The ninth match was between the ANU Owls and Flame Owls, the top and the bottom teams of the tournament. The Flame Owls fought hard and scored twice, but their lack of coordination between positions opened the route for the Australian side to score a total of 12 hoops. However, the Flame Owls ended their AQC campaign with their heads high, after snatching the snitch against the three-time catcher Allan. The Flame Owls called it a day with a final score of 120-50* to the ANU Owls.

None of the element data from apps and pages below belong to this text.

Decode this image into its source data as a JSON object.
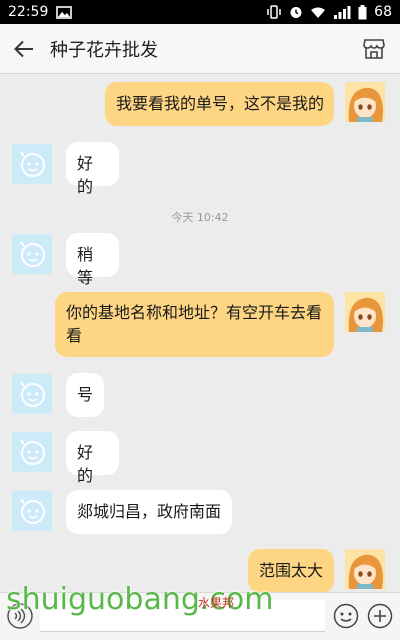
{
  "status_bar": {
    "time": "22:59",
    "battery": "68",
    "icons": [
      "image-icon",
      "vibrate-icon",
      "alarm-icon",
      "wifi-icon",
      "signal-icon",
      "battery-icon"
    ]
  },
  "header": {
    "title": "种子花卉批发",
    "back_icon": "arrow-left-icon",
    "store_icon": "store-icon"
  },
  "messages": [
    {
      "side": "out",
      "text": "我要看我的单号，这不是我的"
    },
    {
      "side": "in",
      "text": "好的"
    },
    {
      "side": "time",
      "text": "今天 10:42"
    },
    {
      "side": "in",
      "text": "稍等"
    },
    {
      "side": "out",
      "text": "你的基地名称和地址？有空开车去看看"
    },
    {
      "side": "in",
      "text": "号"
    },
    {
      "side": "in",
      "text": "好的"
    },
    {
      "side": "in",
      "text": "郯城归昌，政府南面"
    },
    {
      "side": "out",
      "text": "范围太大"
    }
  ],
  "input_bar": {
    "value": "",
    "icons": [
      "voice-icon",
      "emoji-icon",
      "plus-icon"
    ]
  },
  "watermark": {
    "text": "shuiguobang.com",
    "text_cn": "水果邦"
  },
  "colors": {
    "outgoing_bubble": "#fed683",
    "incoming_bubble": "#ffffff",
    "background": "#ececec",
    "incoming_avatar": "#cdeaf8"
  }
}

The last match, Damansara Dementors vs. Seoul Puffskeins, decided second place. All actions in the game exceeded the audience’s expectation. Both teams were precise in their tactical movements, giving few chances for the opponent to get past. The Puffskeins did not have the service of their beater captain, Sangbeom, due to injury, but the Dementors also had Sham and Shen-Li unavailable. The Koreans had an early lead and seemed to be able to relax after a comfortable goal, but the Malaysians did not give in, equalising the score when the snitch was at the second handicap thanks to keeper Linus Ng and chaser Zack Low. The match remained even until after two runs when veteran seeker Wajdi Hairul won against the snitch runner Matthew Wood to secure a victory for the Koreans with a score of 60*-30, and to grab the eventual second place for Seoul Puffskeins at the last minute.
The Asian Quidditch Cup this year has seen a huge improvement in terms of both quantity and quality of players and gameplay. Participating teams have really invested in technical and tactical training, and they worked surprisingly well. Slowballing and sudden attack from the ANU Owls proved the team’s efficiency when playing with a small roster. Drives from the Koreans, bludger control from the Malaysians, and passing game from the Vietnamese were the noticeable trademarks of their teams. The Australians won the tournament for the second consecutive time, but not with ease as they had two matches in which they were behind in quaffle points. The Seoul Puffskeins, Damansara Dementors, and Draco Dormiens have shown that they are of similar calibre on pitch, and quaffle point difference just revealed their lack of experience in competitive situations. The Flame Owls played with confidence and possess a number of promising individuals, however they will need more time to come together as a team before they can keep in range of the more experienced teams.
More importantly, the tournament is a precious chance for all the players in Asia-Oceania to meet and greet, unite the community as a whole, and motivate participating countries to move forward and plan bigger. Also a point to be mentioned is the mercenaries. Hong Kong seemed very keen on expanding their quidditch community, and the presence of three Hongkongese in Hanoi this year hopefully brings motivation and experience as the base for them to build upon. The Philippines, Brunei, and Singapore also had representatives at the tournament, and they have eagerly discussed promoting quidditch in their hometowns in a mood of post-tournament determination. The cross-country meeting at AQC also set up a strong foundation for the creation of an official Asia-Oceania quidditch committee. Once these things set sail, Australians will not be alone on the far side of the world, and eastern quidkids will be able to fairly compete with western colleagues.